He’s a little cowboy with an outdoorsy vibe to boot.
Thanks to Alta for suggesting Wade as Baby Name of the Day.
Cade, Slade, Gage and Wyatt are all the rage. If Wade hadn’t been big in the 1960s, doubtless he’d be catching on right about now.
But Wade was big in the 1960s and 70s, and that’s probably why he feels ordinary, even tired, today. In 2009, he ranked #623 – far from obscure, but the least popular he’s ever been. Professional sports gives us plenty of grown men called Wade, from current Dallas Cowboys coach Wade Phillips to former Boston Red Sox star Wade Boggs, but they aren’t buoying up their given name.
Wade has two related origins. First, he started out as a surname for anyone who lived near the shallow part of a river. It lends him a nature name vibe.
But he’s also the name of a mythological figure, usually a giant, but sometimes a dwarf. Wada – or Wate or Waetla or Wade – is always associated with water. Chaucer referenced Wade and his boat. In Northern England, a place was said to be the grave of a dead sea giant called Wadde. A road in North Yorkshire once bore his name, too. His name might be derived from the verb wadan – to go.

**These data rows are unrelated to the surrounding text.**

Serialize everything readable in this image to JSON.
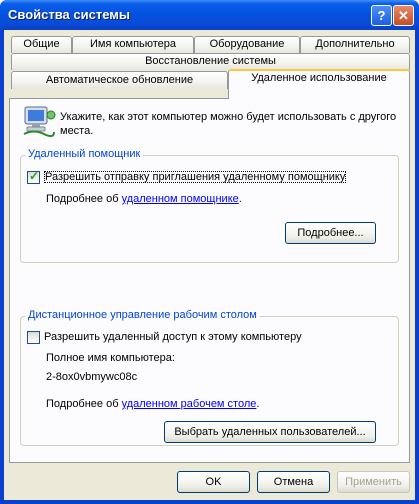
{
  "window": {
    "title": "Свойства системы"
  },
  "titlebar": {
    "help": "?",
    "close": "✕"
  },
  "tabs": {
    "row1": [
      "Общие",
      "Имя компьютера",
      "Оборудование",
      "Дополнительно"
    ],
    "row2": [
      "Восстановление системы"
    ],
    "row3": [
      "Автоматическое обновление",
      "Удаленное использование"
    ],
    "active": "Удаленное использование"
  },
  "intro": {
    "text": "Укажите, как этот компьютер можно будет использовать с другого места."
  },
  "assistance": {
    "legend": "Удаленный помощник",
    "checkbox_label": "Разрешить отправку приглашения удаленному помощнику",
    "checked": true,
    "more_prefix": "Подробнее об ",
    "more_link": "удаленном помощнике",
    "more_suffix": ".",
    "advanced_button": "Подробнее..."
  },
  "desktop": {
    "legend": "Дистанционное управление рабочим столом",
    "checkbox_label": "Разрешить удаленный доступ к этому компьютеру",
    "checked": false,
    "fullname_label": "Полное имя компьютера:",
    "fullname_value": "2-8ox0vbmywc08c",
    "more_prefix": "Подробнее об ",
    "more_link": "удаленном рабочем столе",
    "more_suffix": ".",
    "select_users_button": "Выбрать удаленных пользователей..."
  },
  "footer": {
    "ok": "OK",
    "cancel": "Отмена",
    "apply": "Применить"
  }
}
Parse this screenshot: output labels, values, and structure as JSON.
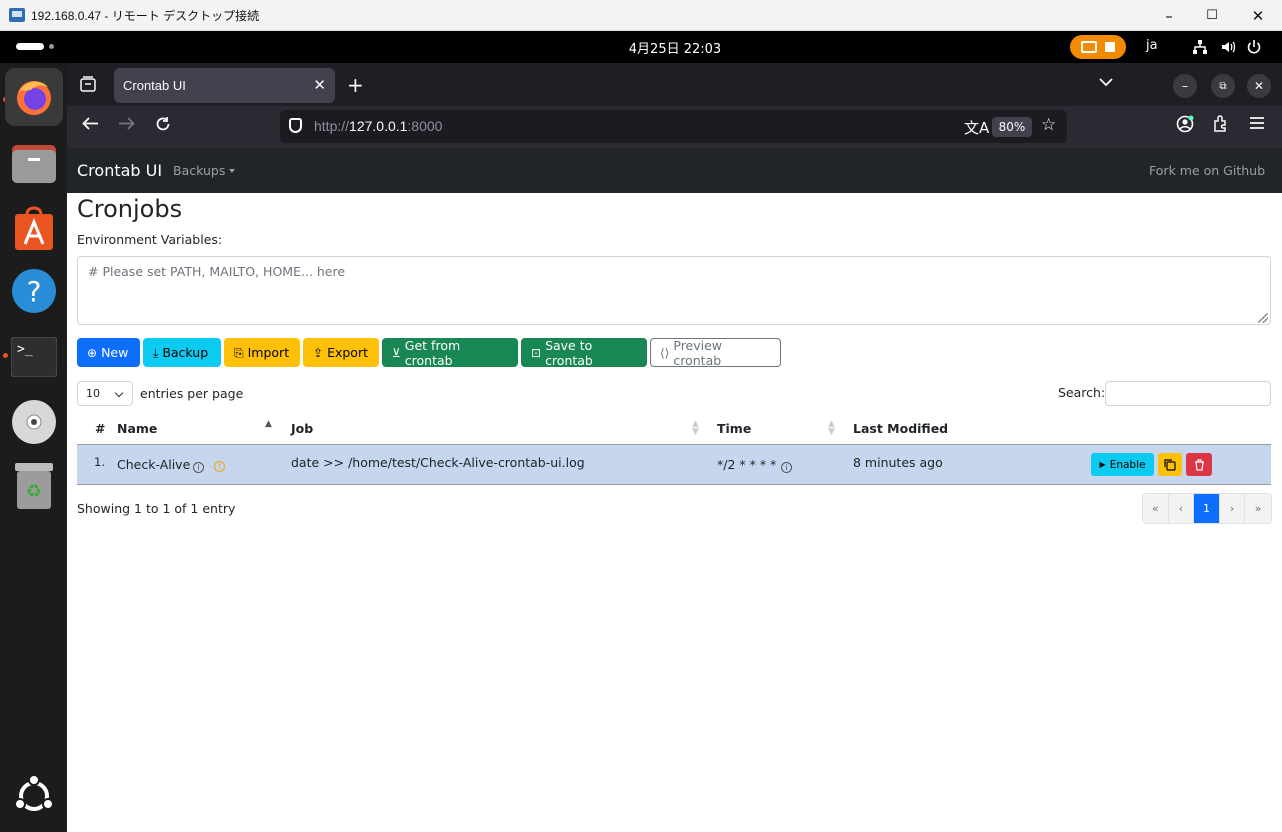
{
  "window": {
    "title": "192.168.0.47 - リモート デスクトップ接続",
    "controls": [
      "–",
      "☐",
      "✕"
    ]
  },
  "topbar": {
    "clock": "4月25日  22:03",
    "lang": "ja"
  },
  "browser": {
    "tab_title": "Crontab UI",
    "url_prefix": "http://",
    "url_host": "127.0.0.1",
    "url_port": ":8000",
    "zoom": "80%"
  },
  "app": {
    "brand": "Crontab UI",
    "backups": "Backups",
    "fork": "Fork me on Github",
    "heading": "Cronjobs",
    "env_label": "Environment Variables:",
    "env_placeholder": "# Please set PATH, MAILTO, HOME... here",
    "buttons": {
      "new": "New",
      "backup": "Backup",
      "import": "Import",
      "export": "Export",
      "get": "Get from crontab",
      "save": "Save to crontab",
      "preview": "Preview crontab"
    },
    "page_length": "10",
    "entries_label": "entries per page",
    "search_label": "Search:",
    "columns": {
      "num": "#",
      "name": "Name",
      "job": "Job",
      "time": "Time",
      "modified": "Last Modified"
    },
    "rows": [
      {
        "num": "1.",
        "name": "Check-Alive",
        "job": "date >> /home/test/Check-Alive-crontab-ui.log",
        "time": "*/2 * * * *",
        "modified": "8 minutes ago",
        "enable": "Enable"
      }
    ],
    "showing": "Showing 1 to 1 of 1 entry",
    "pager": [
      "«",
      "‹",
      "1",
      "›",
      "»"
    ]
  }
}
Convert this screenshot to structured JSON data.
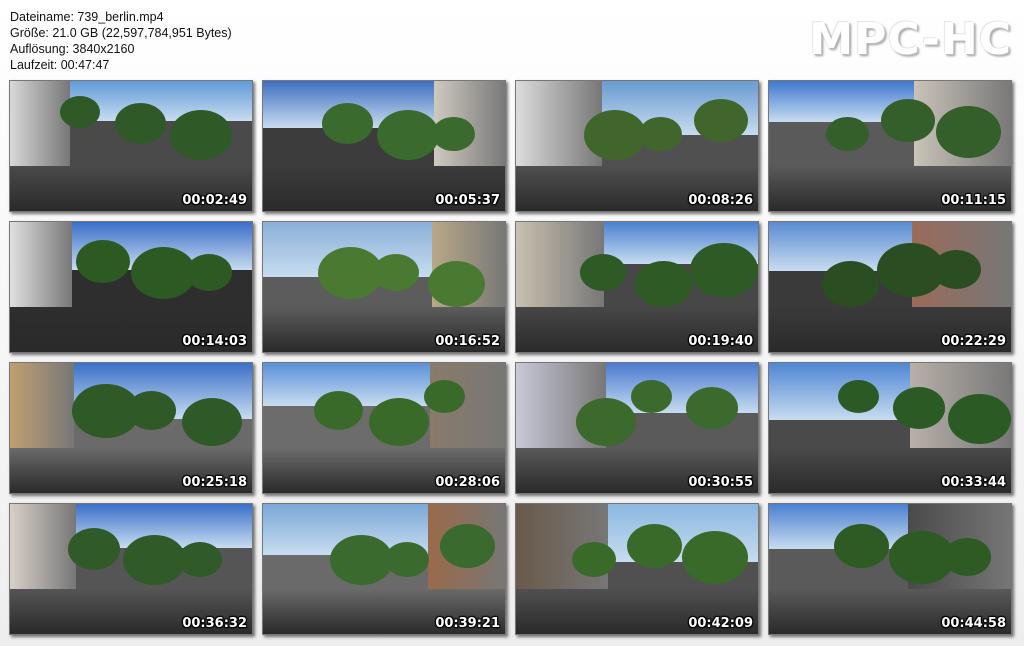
{
  "file_info": {
    "filename_line": "Dateiname: 739_berlin.mp4",
    "size_line": "Größe: 21.0 GB (22,597,784,951 Bytes)",
    "resolution_line": "Auflösung: 3840x2160",
    "duration_line": "Laufzeit: 00:47:47"
  },
  "logo_text": "MPC-HC",
  "thumbnails": [
    {
      "time": "00:02:49",
      "sky": "#5f9ad8",
      "road": "#4a4a4a",
      "tree": "#2f5a28",
      "bldg": "#d8d8d8"
    },
    {
      "time": "00:05:37",
      "sky": "#3f6fc0",
      "road": "#3c3c3c",
      "tree": "#3a6a2e",
      "bldg": "#cfc9bf"
    },
    {
      "time": "00:08:26",
      "sky": "#6a9ad0",
      "road": "#505050",
      "tree": "#40662c",
      "bldg": "#dcdcdc"
    },
    {
      "time": "00:11:15",
      "sky": "#3e78d0",
      "road": "#5a5a5a",
      "tree": "#355f2a",
      "bldg": "#c9c3b8"
    },
    {
      "time": "00:14:03",
      "sky": "#3a6ec8",
      "road": "#2e2e2e",
      "tree": "#2c5a22",
      "bldg": "#e0e0e0"
    },
    {
      "time": "00:16:52",
      "sky": "#8ab0d8",
      "road": "#5c5c5c",
      "tree": "#4a7a32",
      "bldg": "#b8a888"
    },
    {
      "time": "00:19:40",
      "sky": "#4a80d0",
      "road": "#474747",
      "tree": "#2e5a26",
      "bldg": "#c8c0b0"
    },
    {
      "time": "00:22:29",
      "sky": "#5a8cd0",
      "road": "#3a3a3a",
      "tree": "#2a4e22",
      "bldg": "#9a6a5a"
    },
    {
      "time": "00:25:18",
      "sky": "#3a70c8",
      "road": "#6a6a6a",
      "tree": "#2f5a28",
      "bldg": "#c0a070"
    },
    {
      "time": "00:28:06",
      "sky": "#5a90d8",
      "road": "#6c6c6c",
      "tree": "#3a6a2a",
      "bldg": "#8a7a6a"
    },
    {
      "time": "00:30:55",
      "sky": "#4a7ad0",
      "road": "#5a5a5a",
      "tree": "#3c6a2c",
      "bldg": "#c8c8d8"
    },
    {
      "time": "00:33:44",
      "sky": "#4f86d4",
      "road": "#4a4a4a",
      "tree": "#2c5a24",
      "bldg": "#b8b0a8"
    },
    {
      "time": "00:36:32",
      "sky": "#3a70c8",
      "road": "#555555",
      "tree": "#305a28",
      "bldg": "#d8d0c8"
    },
    {
      "time": "00:39:21",
      "sky": "#7aa8d8",
      "road": "#6a6a6a",
      "tree": "#3a6a2e",
      "bldg": "#9a6a4a"
    },
    {
      "time": "00:42:09",
      "sky": "#8ab8e0",
      "road": "#505050",
      "tree": "#3a6a2a",
      "bldg": "#6a5a4a"
    },
    {
      "time": "00:44:58",
      "sky": "#4a80d0",
      "road": "#5a5a5a",
      "tree": "#2e5a24",
      "bldg": "#4a4a4a"
    }
  ]
}
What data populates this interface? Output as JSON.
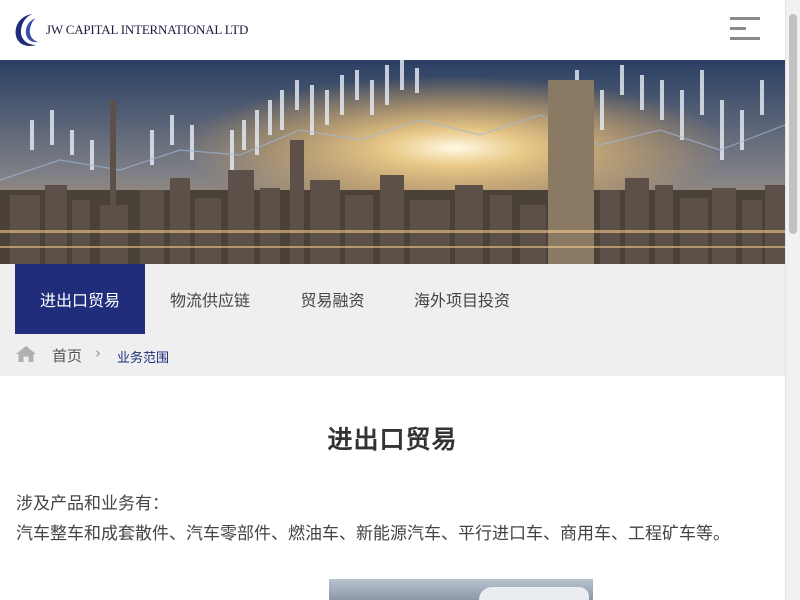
{
  "header": {
    "logo_text": "JW CAPITAL INTERNATIONAL LTD",
    "logo_icon": "crescent-logo-icon",
    "menu_icon": "hamburger-menu-icon"
  },
  "tabs": [
    {
      "label": "进出口贸易",
      "active": true
    },
    {
      "label": "物流供应链",
      "active": false
    },
    {
      "label": "贸易融资",
      "active": false
    },
    {
      "label": "海外项目投资",
      "active": false
    }
  ],
  "breadcrumb": {
    "home_icon": "home-icon",
    "home": "首页",
    "separator": "›",
    "current": "业务范围"
  },
  "content": {
    "title": "进出口贸易",
    "paragraph_1": "涉及产品和业务有：",
    "paragraph_2": "汽车整车和成套散件、汽车零部件、燃油车、新能源汽车、平行进口车、商用车、工程矿车等。"
  },
  "colors": {
    "accent": "#1f2d7a",
    "tab_bar_bg": "#efefef",
    "text": "#444444"
  }
}
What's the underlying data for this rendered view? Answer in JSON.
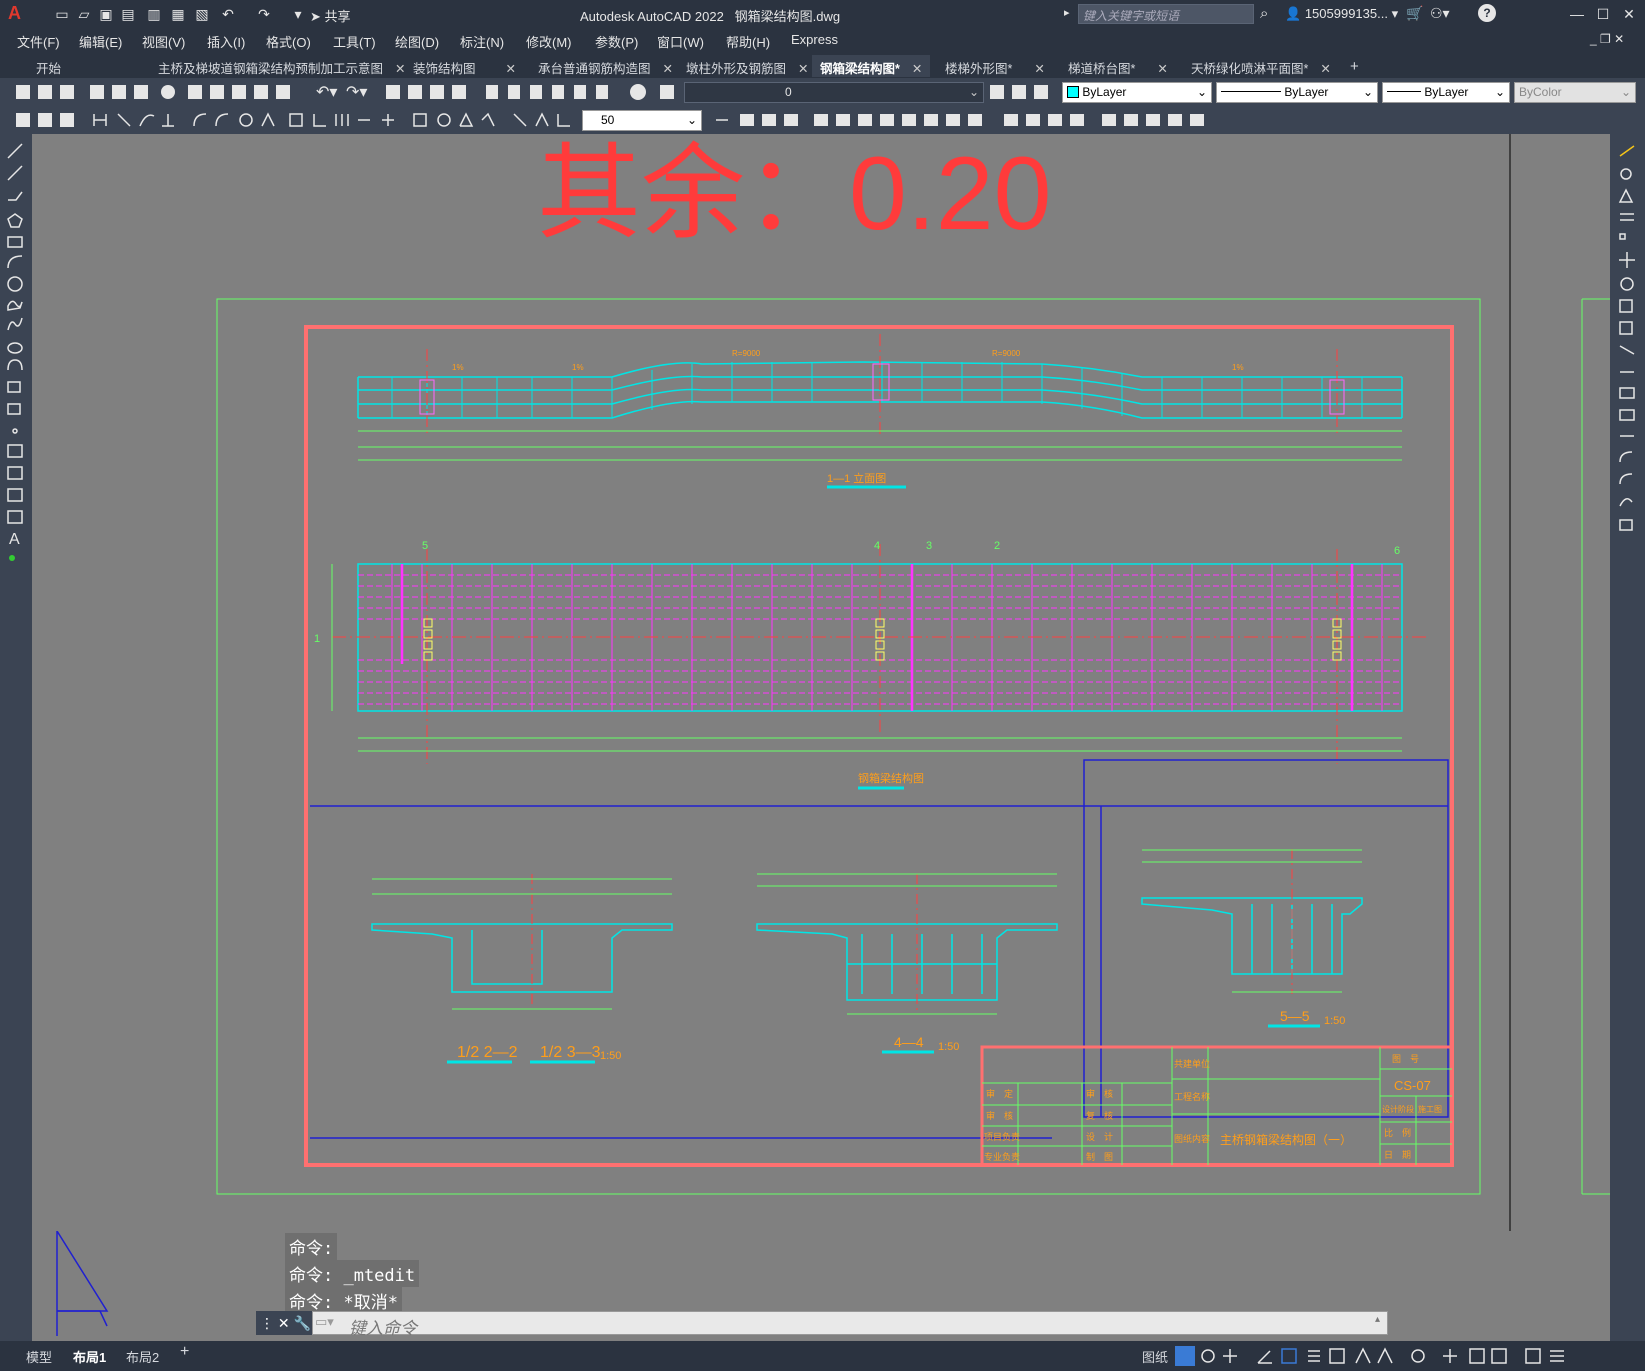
{
  "app": {
    "title": "Autodesk AutoCAD 2022",
    "file": "钢箱梁结构图.dwg",
    "share_label": "共享",
    "search_placeholder": "键入关键字或短语",
    "user": "1505999135..."
  },
  "menu": [
    "文件(F)",
    "编辑(E)",
    "视图(V)",
    "插入(I)",
    "格式(O)",
    "工具(T)",
    "绘图(D)",
    "标注(N)",
    "修改(M)",
    "参数(P)",
    "窗口(W)",
    "帮助(H)",
    "Express"
  ],
  "tabs": [
    {
      "label": "开始",
      "closable": false,
      "active": false
    },
    {
      "label": "主桥及梯坡道钢箱梁结构预制加工示意图",
      "closable": true,
      "active": false
    },
    {
      "label": "装饰结构图",
      "closable": true,
      "active": false
    },
    {
      "label": "承台普通钢筋构造图",
      "closable": true,
      "active": false
    },
    {
      "label": "墩柱外形及钢筋图",
      "closable": true,
      "active": false
    },
    {
      "label": "钢箱梁结构图*",
      "closable": true,
      "active": true
    },
    {
      "label": "楼梯外形图*",
      "closable": true,
      "active": false
    },
    {
      "label": "梯道桥台图*",
      "closable": true,
      "active": false
    },
    {
      "label": "天桥绿化喷淋平面图*",
      "closable": true,
      "active": false
    }
  ],
  "toolbar": {
    "layer_value": "0",
    "color_value": "ByLayer",
    "linetype_value": "ByLayer",
    "lineweight_value": "ByLayer",
    "plotstyle_value": "ByColor",
    "dimscale_value": "50"
  },
  "drawing": {
    "note": "其余：0.20",
    "section_title_top": "1—1 立面图",
    "section_title_plan": "钢箱梁结构图",
    "sec_2": "1/2 2—2",
    "sec_3": "1/2 3—3",
    "sec_4": "4—4",
    "sec_5": "5—5",
    "scale": "1:50",
    "title_block": {
      "unit_label": "共建单位",
      "project_label": "工程名称",
      "content_label": "图纸内容",
      "content_value": "主桥钢箱梁结构图（一）",
      "drawing_no_label": "图　号",
      "drawing_no": "CS-07",
      "design_stage_label": "设计阶段",
      "design_stage": "施工图",
      "scale_label": "比　例",
      "date_label": "日　期",
      "left_rows": [
        "审　定",
        "审　核",
        "项目负责",
        "专业负责"
      ],
      "mid_rows": [
        "审　核",
        "复　核",
        "设　计",
        "制　图"
      ]
    },
    "labels_sec": [
      "5",
      "4",
      "3",
      "2",
      "6",
      "1"
    ]
  },
  "command": {
    "lines": [
      "命令:",
      "命令: _mtedit",
      "命令: *取消*"
    ],
    "placeholder": "键入命令"
  },
  "layout_tabs": [
    {
      "label": "模型",
      "active": false
    },
    {
      "label": "布局1",
      "active": true
    },
    {
      "label": "布局2",
      "active": false
    }
  ],
  "status": {
    "paper_label": "图纸"
  }
}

A notable family of military men all wore the name:
- Wade Hampton I fought in the American Revolution as a young man and in the War of 1812 as an experienced soldier. He also served in Congress and amassed a huge fortune;
- Wade Hampton II was no slacker, either. He fought with dad in the War of 1812;
- Wade Hampton III became a general in the Confederate Army, and, post Reconstruction, governor and later US Senator from South Carolina.
Plenty of things have been named in honor of the three Hamptons, but there’s one that you might recall if you read Gone With the Wind – Wade Hampton Hamilton, Scarlett O’Hara’s son by her first husband, Charles. (In the film version, Scarlett’s firstborn is Bonnie Butler. In the novel, she has a child by each of her three husbands – Wade, Ella Lorena, and finally Eugenia Victoria – nicknamed Bonnie by her dad.) It’s said that fictional Charles served in Wade Hampton III’s regiment, hence their son’s name. It lends Wade a little bit of Southern charm.
All of this makes Wade the kind of name that might work very well today. Unlike Gage or Slade, his history of use as a given name is long. He sounds right at home with all of those so very current choices. Odds are that if you do meet another Wade on the playground, he’s somebody’s dad.
“I-knew-a-Wade-in-college” tends to be the death knell for many names. But even at his most popular, Wade reached just #183, in 1966. If you’re worried your son will answer to Cade G. his entire school career, choosing the tried-and-true Wade might save the day.